EXERCISE REQUIREMENTS: Keep every line in which "city" occurs and drop the rest of the data.
^^^^
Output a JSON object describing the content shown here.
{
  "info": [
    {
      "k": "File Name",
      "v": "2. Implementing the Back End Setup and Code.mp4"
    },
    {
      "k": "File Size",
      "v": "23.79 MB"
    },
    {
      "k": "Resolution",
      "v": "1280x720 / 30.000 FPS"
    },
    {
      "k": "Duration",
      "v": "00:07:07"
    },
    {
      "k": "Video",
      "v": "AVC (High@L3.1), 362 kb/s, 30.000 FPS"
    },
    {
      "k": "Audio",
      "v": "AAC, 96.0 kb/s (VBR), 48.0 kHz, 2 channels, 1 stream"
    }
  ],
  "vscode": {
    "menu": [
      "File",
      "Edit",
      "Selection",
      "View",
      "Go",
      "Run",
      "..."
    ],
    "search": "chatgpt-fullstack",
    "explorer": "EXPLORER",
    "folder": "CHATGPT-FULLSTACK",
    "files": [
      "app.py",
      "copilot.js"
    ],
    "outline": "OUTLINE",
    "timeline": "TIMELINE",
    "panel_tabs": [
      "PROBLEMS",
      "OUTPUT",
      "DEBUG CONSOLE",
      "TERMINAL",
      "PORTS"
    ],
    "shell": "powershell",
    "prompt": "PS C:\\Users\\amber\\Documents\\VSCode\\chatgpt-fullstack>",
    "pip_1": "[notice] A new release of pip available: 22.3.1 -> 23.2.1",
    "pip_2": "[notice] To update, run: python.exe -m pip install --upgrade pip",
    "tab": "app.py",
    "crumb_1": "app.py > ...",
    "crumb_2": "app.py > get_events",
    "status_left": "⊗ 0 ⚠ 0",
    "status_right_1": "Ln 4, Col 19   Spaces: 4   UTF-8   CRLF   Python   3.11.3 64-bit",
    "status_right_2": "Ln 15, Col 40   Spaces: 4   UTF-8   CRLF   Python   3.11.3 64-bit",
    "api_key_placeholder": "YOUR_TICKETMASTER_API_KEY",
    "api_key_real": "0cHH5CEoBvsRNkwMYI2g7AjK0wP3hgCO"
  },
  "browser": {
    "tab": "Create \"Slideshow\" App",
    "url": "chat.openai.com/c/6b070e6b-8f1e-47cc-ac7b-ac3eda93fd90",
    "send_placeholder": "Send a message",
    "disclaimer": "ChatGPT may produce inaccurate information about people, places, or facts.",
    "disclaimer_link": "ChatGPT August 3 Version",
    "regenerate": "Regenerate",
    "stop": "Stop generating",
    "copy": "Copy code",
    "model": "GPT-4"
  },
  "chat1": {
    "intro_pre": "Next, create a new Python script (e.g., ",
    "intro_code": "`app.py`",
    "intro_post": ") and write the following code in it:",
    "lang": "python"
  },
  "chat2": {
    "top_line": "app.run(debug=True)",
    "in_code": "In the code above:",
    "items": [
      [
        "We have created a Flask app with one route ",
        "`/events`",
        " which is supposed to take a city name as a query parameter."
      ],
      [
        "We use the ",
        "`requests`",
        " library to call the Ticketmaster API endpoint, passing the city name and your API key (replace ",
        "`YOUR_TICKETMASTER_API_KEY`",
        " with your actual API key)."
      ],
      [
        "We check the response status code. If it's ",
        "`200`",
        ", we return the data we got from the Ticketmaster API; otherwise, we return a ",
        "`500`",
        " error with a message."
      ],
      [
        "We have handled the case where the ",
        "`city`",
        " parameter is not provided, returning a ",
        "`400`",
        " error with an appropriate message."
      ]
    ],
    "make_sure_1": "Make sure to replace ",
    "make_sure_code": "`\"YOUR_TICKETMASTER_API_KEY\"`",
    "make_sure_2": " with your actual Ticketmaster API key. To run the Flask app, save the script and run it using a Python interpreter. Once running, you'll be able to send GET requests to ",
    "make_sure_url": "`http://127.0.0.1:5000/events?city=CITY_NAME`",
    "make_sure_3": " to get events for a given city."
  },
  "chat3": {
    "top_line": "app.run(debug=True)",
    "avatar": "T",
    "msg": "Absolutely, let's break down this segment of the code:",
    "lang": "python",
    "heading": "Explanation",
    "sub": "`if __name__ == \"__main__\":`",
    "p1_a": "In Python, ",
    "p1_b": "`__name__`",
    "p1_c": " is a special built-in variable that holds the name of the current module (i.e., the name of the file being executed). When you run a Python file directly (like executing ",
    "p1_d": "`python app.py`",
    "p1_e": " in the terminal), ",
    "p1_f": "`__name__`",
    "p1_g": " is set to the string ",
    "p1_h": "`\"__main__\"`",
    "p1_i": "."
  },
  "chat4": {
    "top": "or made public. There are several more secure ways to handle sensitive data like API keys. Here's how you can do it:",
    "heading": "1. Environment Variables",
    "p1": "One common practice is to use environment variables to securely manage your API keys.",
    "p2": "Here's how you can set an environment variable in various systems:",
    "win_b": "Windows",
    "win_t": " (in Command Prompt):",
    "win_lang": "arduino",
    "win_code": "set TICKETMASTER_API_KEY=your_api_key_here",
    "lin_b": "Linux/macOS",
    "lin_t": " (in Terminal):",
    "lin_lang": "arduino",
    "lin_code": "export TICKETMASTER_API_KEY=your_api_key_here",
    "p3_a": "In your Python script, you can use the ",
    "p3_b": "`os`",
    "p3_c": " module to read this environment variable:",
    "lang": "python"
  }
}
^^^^
ANSWER AREA:
        " which is supposed to take a city name as a query parameter."
        " library to call the Ticketmaster API endpoint, passing the city name and your API key (replace ",
        "`city`",
    "make_sure_url": "`http://127.0.0.1:5000/events?city=CITY_NAME`",
    "make_sure_3": " to get events for a given city."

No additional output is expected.